The quote above, by one of my favorite American Founding Fathers, reminds me of my experience in studying the genus Petrocosmea for the past few years now. And, P. parryorum is a prime example.

I posted a couple of months ago, how my original specimen of P. parryorum, which has spent a decade with me now, is still teaching me lessons and revealing its secrets with each new season. This year, it bloomed twice...once in January and again, starting what has been a very long and productive season of bloom in August. It continues to flower its last few remaining buds, three months later. That means that to date, this glorious species has been in flower for me nearly one half of the year! And, it is still going!

Pictured above, the now quite ragged and tired plant is still supporting the last few buds, remaining on the final 11 inflorescences. Here's the progress report so far.... it began with a rosette of leaves that was well over 14 inches in diameter when the first buds opened. Now, it has dropped the outer ring of leaves...likely due to the redirecting of energy into the flowers. It has produced 14 inflorescences, with as many as 57 buds on each inflorescence!!! Yes, that's correct...I removed one, pictured below, so that I could count the buds and also to preserve it in my private little "Petrocosmea herbarium" where I press and dry the various structures of each species Petrocosmea in my collection. SO, at around 50 buds each...I estimate that this plant has now produced around 500 flowers in one flowering season!!!! I've been amazed at this plant!
A dried Petrocosmea parryorum inflorescence. Some of the buds in this photo are underneath other buds, and a couple accidentally broke off, as can be seen on the left of the photo...but this one, and one other that I removed, each sported over 50 buds...the one above had 57, the other 54. I would surely love to get this influence incorporated into some Petrocosmea hybrids, but alas, I have not yet found a single flower on the plant that had pollen!! Attemps to pollinate it's flowers with other Petrocosmeas has resulted in no success. I have to wonder if the fact that it flowered during the late summer, when we were quite warm, might have affected the pollen production.

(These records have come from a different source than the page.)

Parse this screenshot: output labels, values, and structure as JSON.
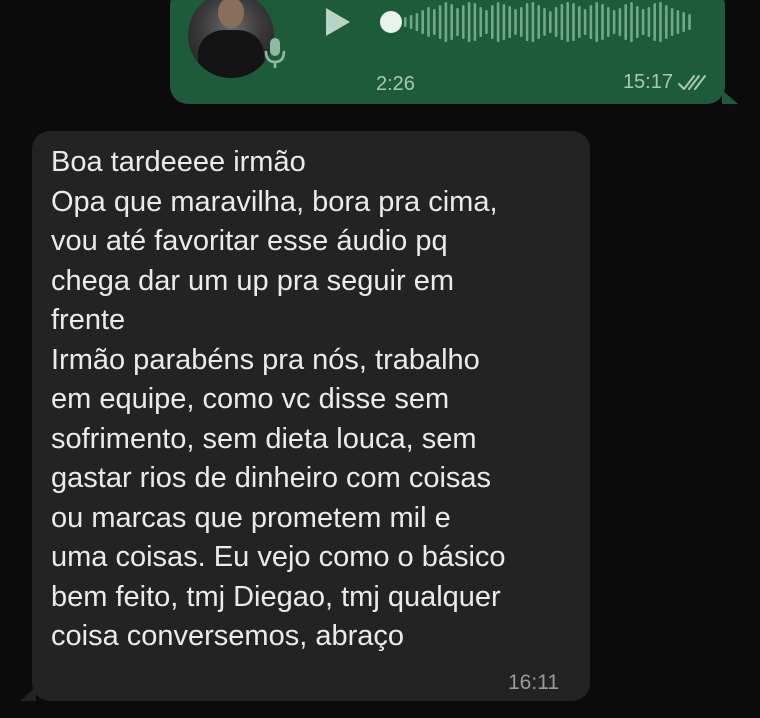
{
  "outgoing_voice_message": {
    "duration": "2:26",
    "time": "15:17",
    "playback_progress": 0.0,
    "status": "read",
    "bubble_color": "#1d5b3a"
  },
  "incoming_message": {
    "lines": [
      "Boa tardeeee irmão",
      "Opa que maravilha, bora pra cima,",
      "vou até favoritar esse áudio pq",
      "chega dar um up pra seguir em",
      "frente",
      "Irmão parabéns pra nós, trabalho",
      "em equipe, como vc disse sem",
      "sofrimento, sem dieta louca, sem",
      "gastar rios de dinheiro com coisas",
      "ou marcas que prometem mil e",
      "uma coisas. Eu vejo como o básico",
      "bem feito, tmj Diegao, tmj qualquer",
      "coisa conversemos, abraço"
    ],
    "time": "16:11",
    "bubble_color": "#232323"
  },
  "icons": {
    "play": "play-icon",
    "mic": "microphone-icon",
    "ticks": "double-check-icon"
  }
}
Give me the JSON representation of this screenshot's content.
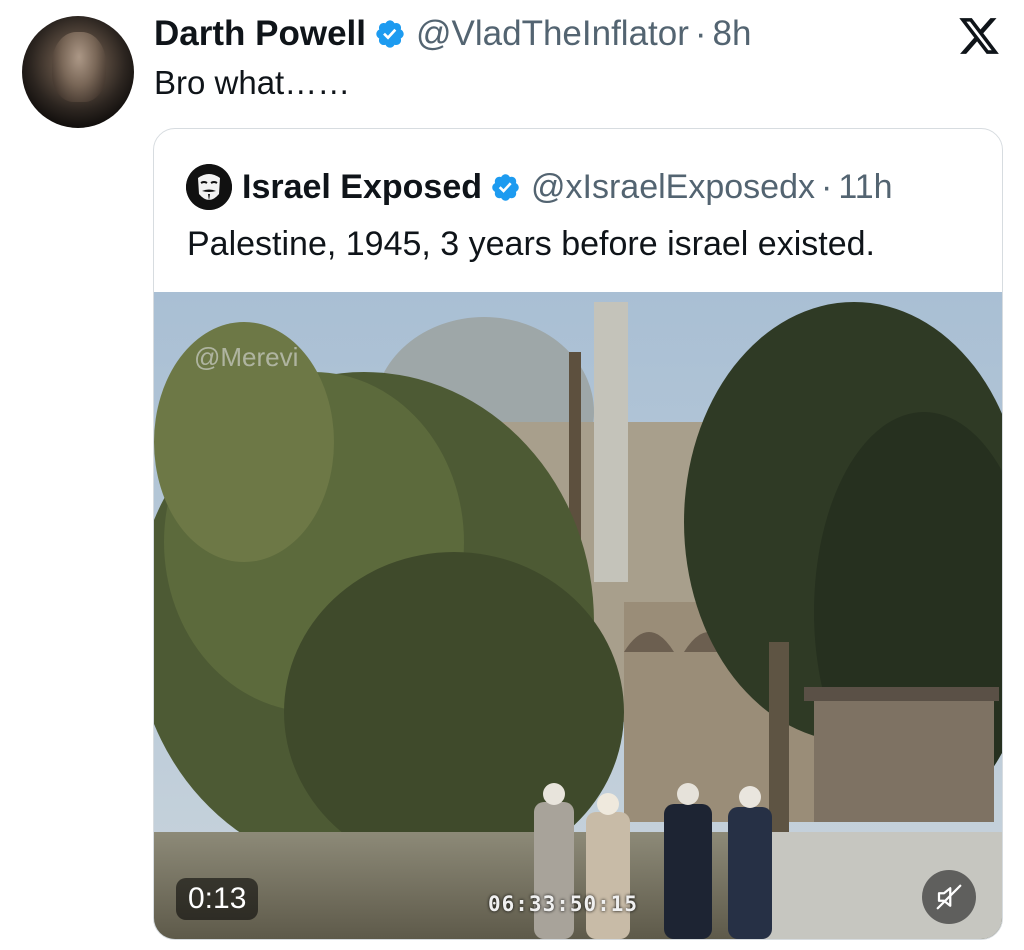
{
  "post": {
    "author_name": "Darth Powell",
    "author_handle": "@VladTheInflator",
    "separator": "·",
    "time": "8h",
    "text": "Bro what……"
  },
  "platform_icon": "x-logo-icon",
  "quoted_post": {
    "author_name": "Israel Exposed",
    "author_handle": "@xIsraelExposedx",
    "separator": "·",
    "time": "11h",
    "text": "Palestine, 1945, 3 years before israel existed.",
    "video": {
      "duration": "0:13",
      "timecode_overlay": "06:33:50:15",
      "watermark": "@Merevi",
      "mute_icon": "muted-speaker-icon"
    }
  },
  "colors": {
    "verified_blue": "#1d9bf0",
    "secondary_text": "#536471",
    "primary_text": "#0f1419",
    "border": "#d7dce0"
  }
}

I've consistently had better pollen production and better success with hybridizing in the middle of winter when temperatures were quite cold.... The flowering of this plant last January did produce pollen in the flowers.

A close up of a few of the current inflorescences on the plant above...showing a mix of spent flowers, open flowers, and a last few remaining buds.
I wonder what next year will reveal about P. parryorum...the Petrocosmea from India.